About 3 years ago, I saw photocopies of Buddha Bose's "Key To the Kingdom of Health Through Yoga, Vol. 1." I was struck by his muscular development and the absence of the deep, impressive contortion that is common in today's yoga competitions and demonstrations.
As I learn more about the history of yoga asana in the 20th century - how it evolved to incorporate a focus on physical health and fitness, acrobatics and contortion - I continue to question our purpose in practicing certain postures and the goals we pursue within them.

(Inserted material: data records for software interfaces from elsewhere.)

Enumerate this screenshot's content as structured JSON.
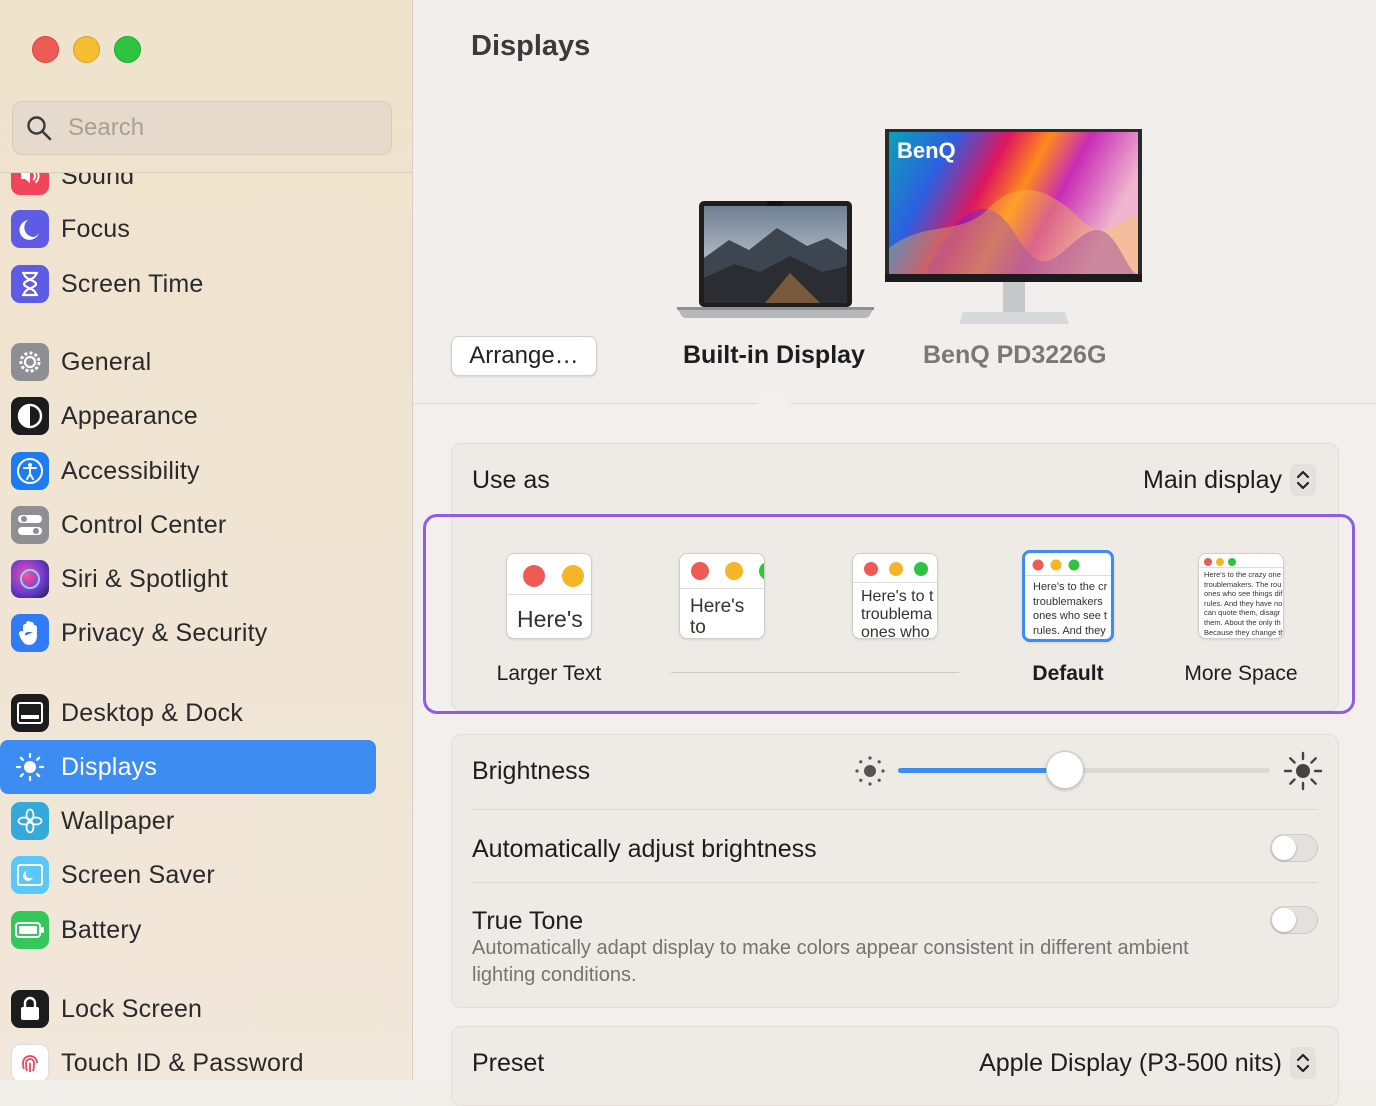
{
  "window": {
    "title": "Displays"
  },
  "search": {
    "placeholder": "Search"
  },
  "sidebar": {
    "items": [
      {
        "label": "Sound",
        "icon": "speaker-icon",
        "color": "#f0455a"
      },
      {
        "label": "Focus",
        "icon": "moon-icon",
        "color": "#5e5ce6"
      },
      {
        "label": "Screen Time",
        "icon": "hourglass-icon",
        "color": "#5e5ce6"
      },
      {
        "label": "General",
        "icon": "gear-icon",
        "color": "#8e8e93"
      },
      {
        "label": "Appearance",
        "icon": "appearance-icon",
        "color": "#1c1c1e"
      },
      {
        "label": "Accessibility",
        "icon": "accessibility-icon",
        "color": "#1e7cf2"
      },
      {
        "label": "Control Center",
        "icon": "toggles-icon",
        "color": "#8e8e93"
      },
      {
        "label": "Siri & Spotlight",
        "icon": "siri-icon",
        "color": "#6d3cd1"
      },
      {
        "label": "Privacy & Security",
        "icon": "hand-icon",
        "color": "#2f7cf6"
      },
      {
        "label": "Desktop & Dock",
        "icon": "dock-icon",
        "color": "#1c1c1e"
      },
      {
        "label": "Displays",
        "icon": "sun-icon",
        "color": "#3d8cf1"
      },
      {
        "label": "Wallpaper",
        "icon": "flower-icon",
        "color": "#34aadc"
      },
      {
        "label": "Screen Saver",
        "icon": "screensaver-icon",
        "color": "#5ac8fa"
      },
      {
        "label": "Battery",
        "icon": "battery-icon",
        "color": "#34c759"
      },
      {
        "label": "Lock Screen",
        "icon": "lock-icon",
        "color": "#1c1c1e"
      },
      {
        "label": "Touch ID & Password",
        "icon": "fingerprint-icon",
        "color": "#ffffff"
      }
    ],
    "active": "Displays"
  },
  "displays": {
    "arrange_label": "Arrange…",
    "builtin_label": "Built-in Display",
    "external_label": "BenQ PD3226G",
    "monitor_brand": "BenQ"
  },
  "use_as": {
    "label": "Use as",
    "value": "Main display"
  },
  "resolution": {
    "options": [
      {
        "label": "Larger Text",
        "sample": "Here's"
      },
      {
        "label": "",
        "sample": "Here's to troublem"
      },
      {
        "label": "",
        "sample": "Here's to t troublema ones who"
      },
      {
        "label": "Default",
        "sample": "Here's to the cr troublemakers ones who see t rules. And they"
      },
      {
        "label": "More Space",
        "sample": "Here's to the crazy one troublemakers. The rou ones who see things dif rules. And they have no can quote them, disagr them. About the only th Because they change th"
      }
    ],
    "selected": "Default"
  },
  "brightness": {
    "label": "Brightness",
    "value": 0.45
  },
  "auto_brightness": {
    "label": "Automatically adjust brightness",
    "enabled": false
  },
  "true_tone": {
    "label": "True Tone",
    "description": "Automatically adapt display to make colors appear consistent in different ambient lighting conditions.",
    "enabled": false
  },
  "preset": {
    "label": "Preset",
    "value": "Apple Display (P3-500 nits)"
  },
  "colors": {
    "accent": "#3d8cf1",
    "highlight_frame": "#8e5de6"
  }
}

Pictured above are four iterations of Dhanurasana (Bow Pose) from the Ghosh Lineage of yoga. Starting in the upper left, they proceed chronologically: Ghosh's first yoga student Buddha Bose (upper left); Ghosh's daughter Karuna in his own 1961 publication Yoga Cure (upper right); one of his greatest students, Dr. Gouri Shankar Mukerji (lower left); and his most famous student in the West, Bikram Choudhury (lower right).
These four pictures cover the entirety of Bishnu Ghosh's career as a yoga instructor. I am struck by two things: their lack of "depth" according to the standards of today's practices, and their consistency through the decades.

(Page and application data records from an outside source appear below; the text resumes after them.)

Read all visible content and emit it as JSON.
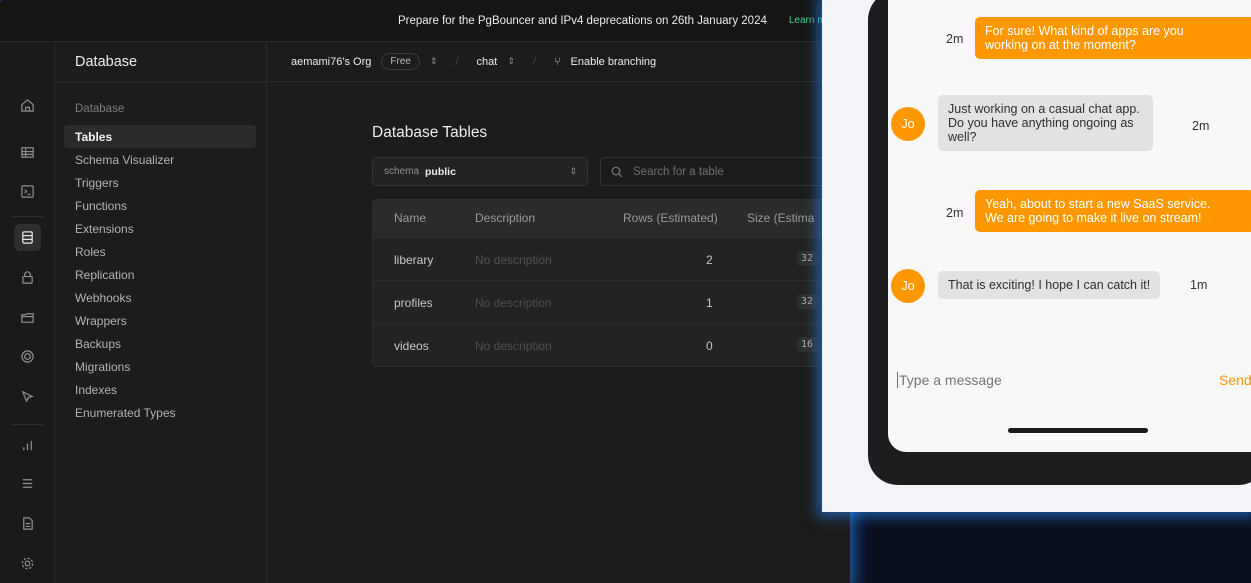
{
  "banner": {
    "message": "Prepare for the PgBouncer and IPv4 deprecations on 26th January 2024",
    "learn_more": "Learn more"
  },
  "sidebar": {
    "title": "Database",
    "group_label": "Database",
    "items": [
      {
        "label": "Tables",
        "active": true
      },
      {
        "label": "Schema Visualizer"
      },
      {
        "label": "Triggers"
      },
      {
        "label": "Functions"
      },
      {
        "label": "Extensions"
      },
      {
        "label": "Roles"
      },
      {
        "label": "Replication"
      },
      {
        "label": "Webhooks"
      },
      {
        "label": "Wrappers"
      },
      {
        "label": "Backups"
      },
      {
        "label": "Migrations"
      },
      {
        "label": "Indexes"
      },
      {
        "label": "Enumerated Types"
      }
    ]
  },
  "topbar": {
    "org": "aemami76's Org",
    "plan": "Free",
    "project": "chat",
    "branching": "Enable branching"
  },
  "main": {
    "heading": "Database Tables",
    "schema_label": "schema",
    "schema_value": "public",
    "search_placeholder": "Search for a table",
    "columns": [
      "Name",
      "Description",
      "Rows (Estimated)",
      "Size (Estima"
    ],
    "rows": [
      {
        "name": "liberary",
        "description": "No description",
        "rows": "2",
        "size": "32"
      },
      {
        "name": "profiles",
        "description": "No description",
        "rows": "1",
        "size": "32"
      },
      {
        "name": "videos",
        "description": "No description",
        "rows": "0",
        "size": "16"
      }
    ]
  },
  "chat": {
    "messages": [
      {
        "from": "me",
        "time": "2m",
        "text1": "For sure! What kind of apps are you",
        "text2": "working on at the moment?"
      },
      {
        "from": "them",
        "initials": "Jo",
        "time": "2m",
        "text1": "Just working on a casual chat app.",
        "text2": "Do you have anything ongoing as",
        "text3": "well?"
      },
      {
        "from": "me",
        "time": "2m",
        "text1": "Yeah, about to start a new SaaS service.",
        "text2": "We are going to make it live on stream!"
      },
      {
        "from": "them",
        "initials": "Jo",
        "time": "1m",
        "text1": "That is exciting! I hope I can catch it!"
      }
    ],
    "input_placeholder": "Type a message",
    "send_label": "Send"
  },
  "colors": {
    "supabase_green": "#3ecf8e",
    "chat_accent": "#ff9800",
    "dark_bg": "#1c1c1c"
  }
}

It's hard to ignore that these four pictures are almost identical in form and depth. What conclusion can we draw except that this is the ideal and fully-realized form of the posture according to Ghosh's teaching?
LACK OF DEPTH
Current practices of this posture encourage much deeper bending in the spine and deeper extension of the shoulders, even moving the shoulder (glenohumeral joint) into external rotation. Are the deeper versions of this posture better? Are they more beneficial? Is it possible we have lost the purpose of the posture in pursuit of deeper contortion?
Scott & Ida are Yoga Acharyas (Masters of Yoga). They are the head teachers of Ghosh Yoga. This blog is about their experience with yoga practice, study and teaching.
- Understanding Chair Posture
- Lock the Knee History
- The 113 Postures of Ghosh Yoga
- Bow Pose (Dhanurasana)
- Forward Bending